[Data records for software interfaces]
======

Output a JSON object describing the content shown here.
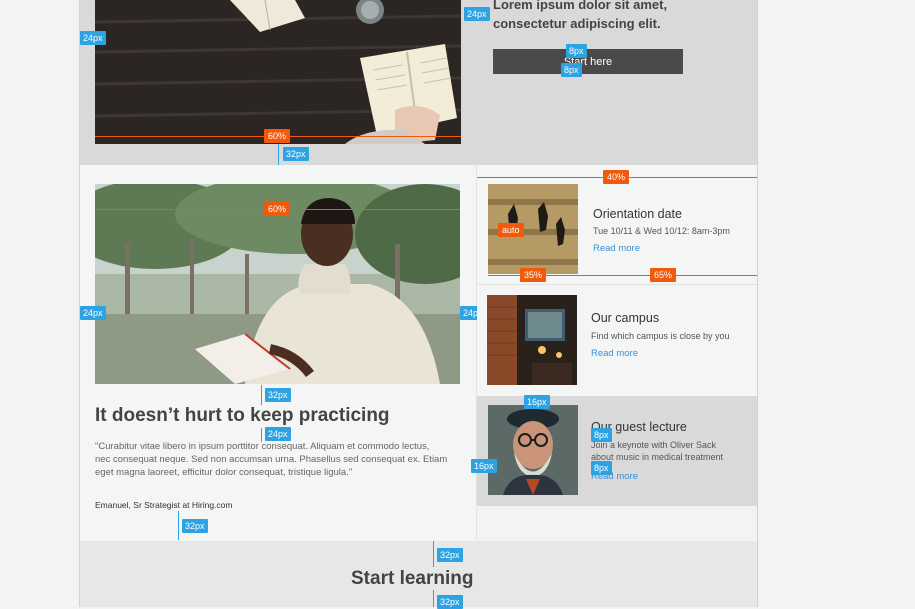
{
  "hero": {
    "heading_line1": "Lorem ipsum dolor sit amet,",
    "heading_line2": "consectetur adipiscing elit.",
    "button_label": "Start here"
  },
  "article": {
    "title": "It doesn’t hurt to keep practicing",
    "quote_line1": "\"Curabitur vitae libero in ipsum porttitor consequat. Aliquam et commodo lectus,",
    "quote_line2": "nec consequat neque. Sed non accumsan urna. Phasellus sed consequat ex. Etiam",
    "quote_line3": "eget magna laoreet, efficitur dolor consequat, tristique ligula.\"",
    "author": "Emanuel, Sr Strategist at Hiring.com"
  },
  "cards": [
    {
      "title": "Orientation date",
      "subtitle": "Tue 10/11 & Wed 10/12: 8am-3pm",
      "link": "Read more"
    },
    {
      "title": "Our campus",
      "subtitle": "Find which campus is close by you",
      "link": "Read more"
    },
    {
      "title": "Our guest lecture",
      "subtitle_line1": "Join a keynote with Oliver Sack",
      "subtitle_line2": "about music in medical treatment",
      "link": "Read more"
    }
  ],
  "footer": {
    "title": "Start learning"
  },
  "annotations": {
    "px24": "24px",
    "px32": "32px",
    "px8": "8px",
    "px16": "16px",
    "pct60": "60%",
    "pct40": "40%",
    "pct35": "35%",
    "pct65": "65%",
    "auto": "auto"
  },
  "colors": {
    "accent_blue": "#2ea3e3",
    "accent_orange": "#f15a0a",
    "link": "#3c8fd6"
  }
}
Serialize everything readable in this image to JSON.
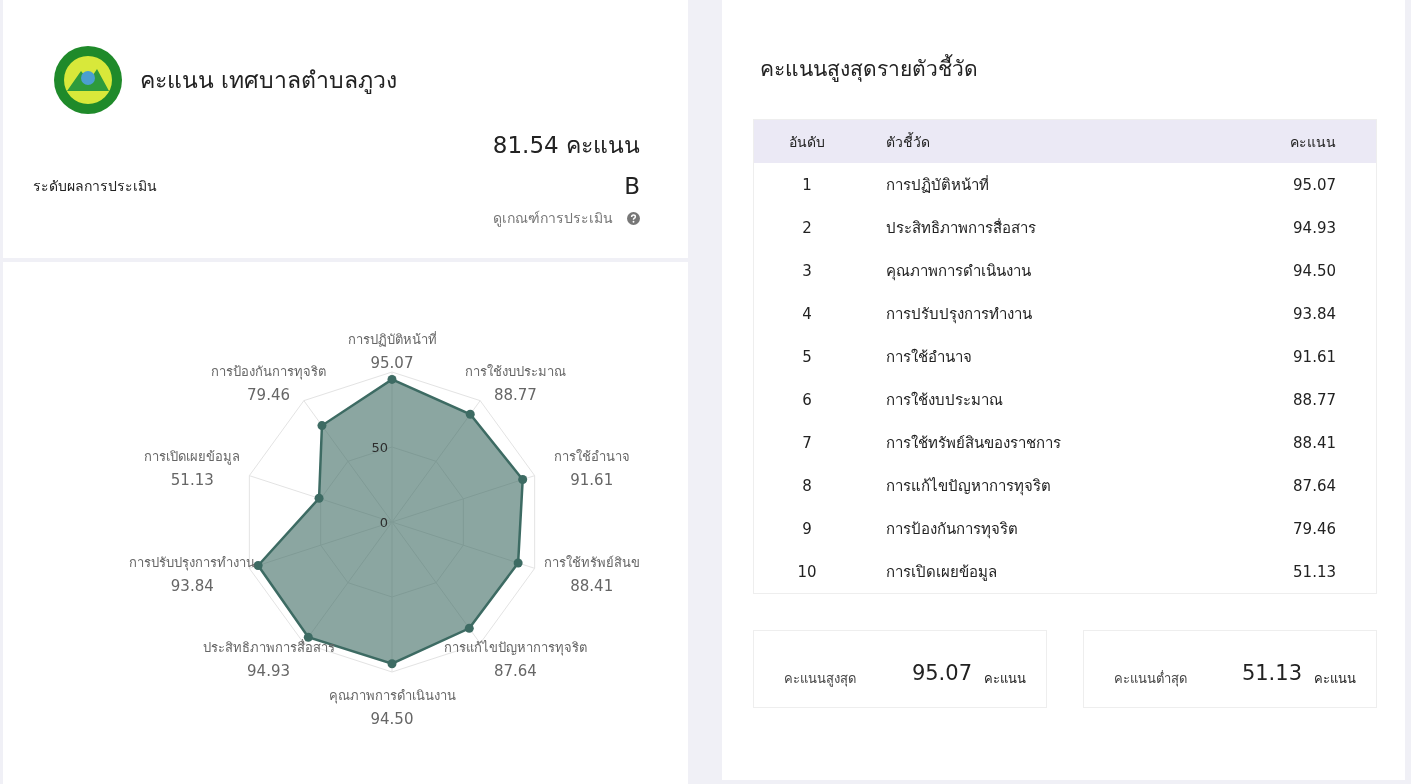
{
  "header": {
    "title": "คะแนน เทศบาลตำบลภูวง",
    "score": "81.54 คะแนน",
    "grade_label": "ระดับผลการประเมิน",
    "grade": "B",
    "criteria_link": "ดูเกณฑ์การประเมิน"
  },
  "radar": {
    "chart_data": {
      "type": "radar",
      "categories": [
        "การปฏิบัติหน้าที่",
        "การใช้งบประมาณ",
        "การใช้อำนาจ",
        "การใช้ทรัพย์สินข",
        "การแก้ไขปัญหาการทุจริต",
        "คุณภาพการดำเนินงาน",
        "ประสิทธิภาพการสื่อสาร",
        "การปรับปรุงการทำงาน",
        "การเปิดเผยข้อมูล",
        "การป้องกันการทุจริต"
      ],
      "series": [
        {
          "color": "#3d6b63",
          "values": [
            95.07,
            88.77,
            91.61,
            88.41,
            87.64,
            94.5,
            94.93,
            93.84,
            51.13,
            79.46
          ]
        }
      ],
      "ylim": [
        0,
        100
      ],
      "yticks": [
        0,
        50
      ],
      "value_labels": [
        "95.07",
        "88.77",
        "91.61",
        "88.41",
        "87.64",
        "94.50",
        "94.93",
        "93.84",
        "51.13",
        "79.46"
      ]
    }
  },
  "ranking": {
    "title": "คะแนนสูงสุดรายตัวชี้วัด",
    "columns": [
      "อันดับ",
      "ตัวชี้วัด",
      "คะแนน"
    ],
    "rows": [
      {
        "rank": "1",
        "indicator": "การปฏิบัติหน้าที่",
        "score": "95.07"
      },
      {
        "rank": "2",
        "indicator": "ประสิทธิภาพการสื่อสาร",
        "score": "94.93"
      },
      {
        "rank": "3",
        "indicator": "คุณภาพการดำเนินงาน",
        "score": "94.50"
      },
      {
        "rank": "4",
        "indicator": "การปรับปรุงการทำงาน",
        "score": "93.84"
      },
      {
        "rank": "5",
        "indicator": "การใช้อำนาจ",
        "score": "91.61"
      },
      {
        "rank": "6",
        "indicator": "การใช้งบประมาณ",
        "score": "88.77"
      },
      {
        "rank": "7",
        "indicator": "การใช้ทรัพย์สินของราชการ",
        "score": "88.41"
      },
      {
        "rank": "8",
        "indicator": "การแก้ไขปัญหาการทุจริต",
        "score": "87.64"
      },
      {
        "rank": "9",
        "indicator": "การป้องกันการทุจริต",
        "score": "79.46"
      },
      {
        "rank": "10",
        "indicator": "การเปิดเผยข้อมูล",
        "score": "51.13"
      }
    ]
  },
  "summary": [
    {
      "label": "คะแนนสูงสุด",
      "value": "95.07",
      "unit": "คะแนน"
    },
    {
      "label": "คะแนนต่ำสุด",
      "value": "51.13",
      "unit": "คะแนน"
    }
  ]
}
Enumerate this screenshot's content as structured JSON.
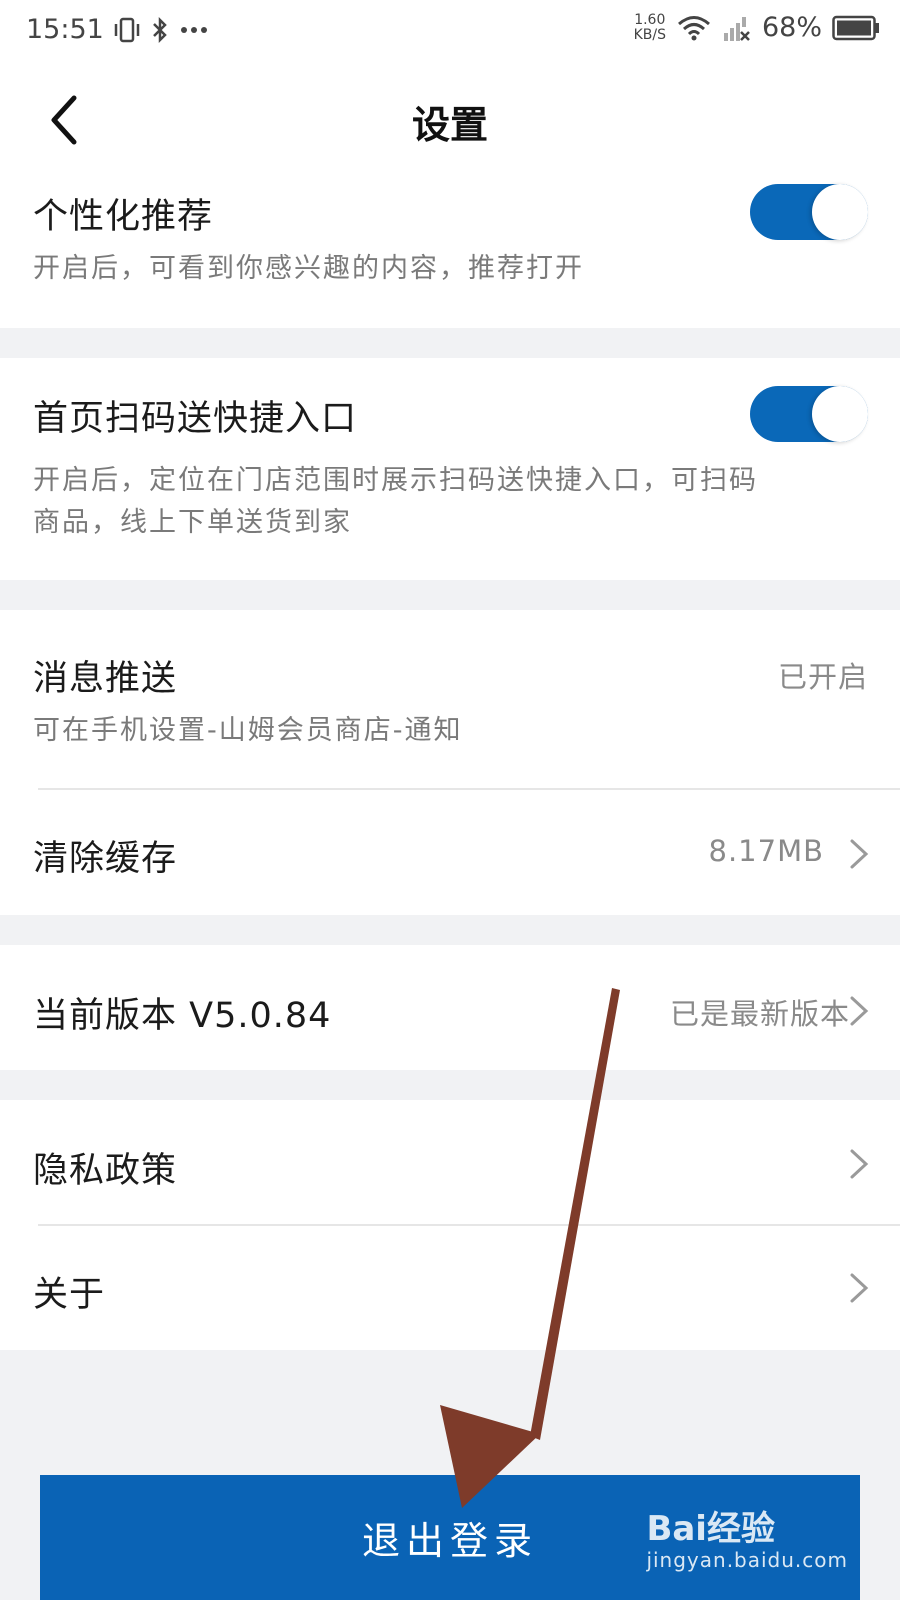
{
  "status_bar": {
    "time": "15:51",
    "speed_value": "1.60",
    "speed_unit": "KB/S",
    "battery_percent": "68%"
  },
  "header": {
    "title": "设置",
    "back_icon": "chevron-left-icon"
  },
  "settings": {
    "personalized": {
      "title": "个性化推荐",
      "description": "开启后，可看到你感兴趣的内容，推荐打开",
      "enabled": true
    },
    "scan_shortcut": {
      "title": "首页扫码送快捷入口",
      "description_line1": "开启后，定位在门店范围时展示扫码送快捷入口，可扫码",
      "description_line2": "商品，线上下单送货到家",
      "enabled": true
    },
    "push": {
      "title": "消息推送",
      "description": "可在手机设置-山姆会员商店-通知",
      "value": "已开启"
    },
    "cache": {
      "title": "清除缓存",
      "value": "8.17MB"
    },
    "version": {
      "title": "当前版本  V5.0.84",
      "value": "已是最新版本"
    },
    "privacy": {
      "title": "隐私政策"
    },
    "about": {
      "title": "关于"
    }
  },
  "logout_button": {
    "label": "退出登录"
  },
  "watermark": {
    "brand": "Bai经验",
    "url": "jingyan.baidu.com"
  },
  "colors": {
    "accent": "#0a63b5",
    "toggle_on": "#0a68b8",
    "background": "#f1f2f4",
    "arrow": "#7e3b2a"
  }
}
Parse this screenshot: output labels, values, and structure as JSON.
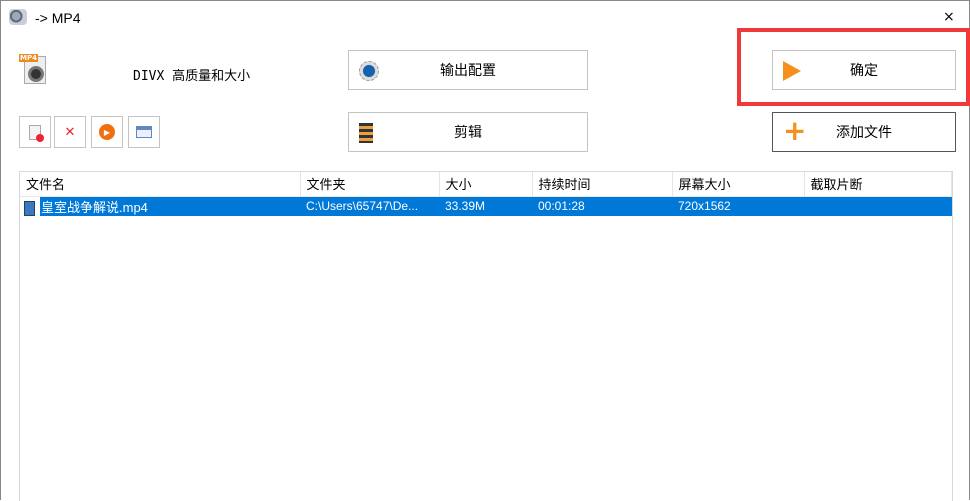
{
  "window": {
    "title": "-> MP4",
    "close": "×"
  },
  "format": {
    "label": "DIVX 高质量和大小",
    "badge": "MP4"
  },
  "buttons": {
    "output_config": "输出配置",
    "ok": "确定",
    "clip": "剪辑",
    "add_file": "添加文件"
  },
  "table": {
    "columns": [
      "文件名",
      "文件夹",
      "大小",
      "持续时间",
      "屏幕大小",
      "截取片断"
    ],
    "rows": [
      {
        "name": "皇室战争解说.mp4",
        "folder": "C:\\Users\\65747\\De...",
        "size": "33.39M",
        "duration": "00:01:28",
        "resolution": "720x1562",
        "clip": ""
      }
    ]
  },
  "colors": {
    "selection": "#0078d7",
    "highlight": "#f03a3a",
    "accent": "#f08a1c"
  }
}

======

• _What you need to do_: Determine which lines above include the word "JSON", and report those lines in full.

• _Task result_:
Output a JSON object describing the content shown here.
Serialize everything readable in this image to JSON.
Enumerate this screenshot's content as structured JSON.
Parse this screenshot: output labels, values, and structure as JSON.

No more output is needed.